Material shown Start Marker
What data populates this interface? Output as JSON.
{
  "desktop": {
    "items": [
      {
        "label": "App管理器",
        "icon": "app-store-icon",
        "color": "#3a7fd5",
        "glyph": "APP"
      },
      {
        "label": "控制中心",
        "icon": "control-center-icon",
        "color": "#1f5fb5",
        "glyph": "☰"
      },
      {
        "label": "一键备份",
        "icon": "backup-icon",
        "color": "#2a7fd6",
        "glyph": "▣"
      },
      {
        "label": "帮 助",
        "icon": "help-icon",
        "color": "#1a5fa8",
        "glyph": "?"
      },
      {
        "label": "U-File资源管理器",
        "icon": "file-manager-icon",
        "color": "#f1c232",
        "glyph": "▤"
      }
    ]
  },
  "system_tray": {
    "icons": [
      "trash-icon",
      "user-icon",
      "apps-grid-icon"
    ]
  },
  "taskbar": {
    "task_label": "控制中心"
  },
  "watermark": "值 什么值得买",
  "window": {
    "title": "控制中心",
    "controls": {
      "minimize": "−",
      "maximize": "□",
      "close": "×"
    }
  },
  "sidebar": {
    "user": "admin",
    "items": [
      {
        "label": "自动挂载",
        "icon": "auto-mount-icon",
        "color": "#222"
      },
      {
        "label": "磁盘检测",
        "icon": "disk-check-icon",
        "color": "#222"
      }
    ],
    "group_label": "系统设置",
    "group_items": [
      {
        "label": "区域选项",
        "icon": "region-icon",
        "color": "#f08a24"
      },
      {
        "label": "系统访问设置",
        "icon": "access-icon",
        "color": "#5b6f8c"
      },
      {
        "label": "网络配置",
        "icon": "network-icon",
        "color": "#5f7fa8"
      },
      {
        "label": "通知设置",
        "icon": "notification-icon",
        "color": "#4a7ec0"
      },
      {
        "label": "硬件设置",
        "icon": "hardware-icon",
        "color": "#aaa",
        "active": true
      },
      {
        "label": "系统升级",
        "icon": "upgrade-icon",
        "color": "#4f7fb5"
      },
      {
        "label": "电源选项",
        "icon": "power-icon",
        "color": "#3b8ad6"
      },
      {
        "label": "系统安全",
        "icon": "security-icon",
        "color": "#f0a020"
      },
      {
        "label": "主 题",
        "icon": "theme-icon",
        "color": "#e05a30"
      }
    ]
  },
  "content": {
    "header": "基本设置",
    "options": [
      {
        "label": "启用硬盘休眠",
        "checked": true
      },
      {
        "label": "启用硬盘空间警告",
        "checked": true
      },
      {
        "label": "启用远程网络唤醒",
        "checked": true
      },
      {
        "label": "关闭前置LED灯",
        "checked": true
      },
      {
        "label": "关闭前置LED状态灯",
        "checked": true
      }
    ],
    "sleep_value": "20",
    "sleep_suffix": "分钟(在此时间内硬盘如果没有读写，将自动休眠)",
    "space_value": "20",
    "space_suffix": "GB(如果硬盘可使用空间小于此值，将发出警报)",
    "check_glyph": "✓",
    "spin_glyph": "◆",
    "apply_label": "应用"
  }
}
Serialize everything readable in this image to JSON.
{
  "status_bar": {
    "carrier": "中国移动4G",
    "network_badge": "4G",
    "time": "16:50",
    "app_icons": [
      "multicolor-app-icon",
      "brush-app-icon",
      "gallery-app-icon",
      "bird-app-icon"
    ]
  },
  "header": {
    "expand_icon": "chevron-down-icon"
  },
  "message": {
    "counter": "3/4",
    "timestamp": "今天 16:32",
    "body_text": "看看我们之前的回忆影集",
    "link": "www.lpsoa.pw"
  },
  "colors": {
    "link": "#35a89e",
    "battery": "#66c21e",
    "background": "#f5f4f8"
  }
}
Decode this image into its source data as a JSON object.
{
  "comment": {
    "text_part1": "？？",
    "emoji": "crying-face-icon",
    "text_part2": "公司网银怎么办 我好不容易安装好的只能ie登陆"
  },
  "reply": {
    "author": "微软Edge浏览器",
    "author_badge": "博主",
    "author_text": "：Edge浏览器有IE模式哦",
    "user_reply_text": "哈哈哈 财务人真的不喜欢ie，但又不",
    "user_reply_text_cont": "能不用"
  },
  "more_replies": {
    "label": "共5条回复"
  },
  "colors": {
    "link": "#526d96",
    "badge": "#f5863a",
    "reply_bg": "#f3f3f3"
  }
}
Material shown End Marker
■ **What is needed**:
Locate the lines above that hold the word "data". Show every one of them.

■ **Answer area**:
What data populates this interface? Output as JSON.
Decode this image into its source data as a JSON object.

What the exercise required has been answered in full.